[Items listed in a dataset]
* * * * *

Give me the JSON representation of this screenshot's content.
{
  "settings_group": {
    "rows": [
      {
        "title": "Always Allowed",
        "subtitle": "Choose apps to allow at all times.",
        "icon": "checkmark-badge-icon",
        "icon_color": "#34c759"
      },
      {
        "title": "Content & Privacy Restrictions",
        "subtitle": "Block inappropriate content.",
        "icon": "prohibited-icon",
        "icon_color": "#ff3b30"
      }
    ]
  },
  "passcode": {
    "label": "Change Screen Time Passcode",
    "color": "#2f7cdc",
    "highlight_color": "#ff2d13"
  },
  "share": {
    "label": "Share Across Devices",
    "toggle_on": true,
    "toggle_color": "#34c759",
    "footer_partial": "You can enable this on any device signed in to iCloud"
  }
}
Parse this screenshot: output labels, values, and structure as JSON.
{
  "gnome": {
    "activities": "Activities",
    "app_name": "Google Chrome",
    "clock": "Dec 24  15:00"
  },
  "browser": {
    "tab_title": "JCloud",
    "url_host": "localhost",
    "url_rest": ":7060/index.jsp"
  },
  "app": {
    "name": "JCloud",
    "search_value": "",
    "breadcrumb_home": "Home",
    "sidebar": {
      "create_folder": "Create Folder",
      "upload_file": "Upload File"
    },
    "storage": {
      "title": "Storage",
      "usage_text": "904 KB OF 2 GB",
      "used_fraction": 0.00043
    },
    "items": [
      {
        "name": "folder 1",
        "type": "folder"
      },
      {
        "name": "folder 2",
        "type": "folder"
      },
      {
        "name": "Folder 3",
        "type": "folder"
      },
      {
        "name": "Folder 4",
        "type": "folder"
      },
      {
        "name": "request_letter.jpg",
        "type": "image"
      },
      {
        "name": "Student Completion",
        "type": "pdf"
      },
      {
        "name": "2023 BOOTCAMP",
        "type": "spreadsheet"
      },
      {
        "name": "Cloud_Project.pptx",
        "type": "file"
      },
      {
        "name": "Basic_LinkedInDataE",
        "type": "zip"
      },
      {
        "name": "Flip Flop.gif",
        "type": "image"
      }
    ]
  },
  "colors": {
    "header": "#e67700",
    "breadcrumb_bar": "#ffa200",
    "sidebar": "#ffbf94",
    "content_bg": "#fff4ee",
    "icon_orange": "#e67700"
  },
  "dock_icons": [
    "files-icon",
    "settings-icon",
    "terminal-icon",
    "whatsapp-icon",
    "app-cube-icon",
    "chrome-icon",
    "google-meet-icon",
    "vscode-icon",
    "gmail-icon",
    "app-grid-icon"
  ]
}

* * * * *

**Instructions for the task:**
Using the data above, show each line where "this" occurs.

**Output below:**
Give me the JSON representation of this screenshot's content.
    "footer_partial": "You can enable this on any device signed in to iCloud"
Parse this screenshot: output labels, values, and structure as JSON.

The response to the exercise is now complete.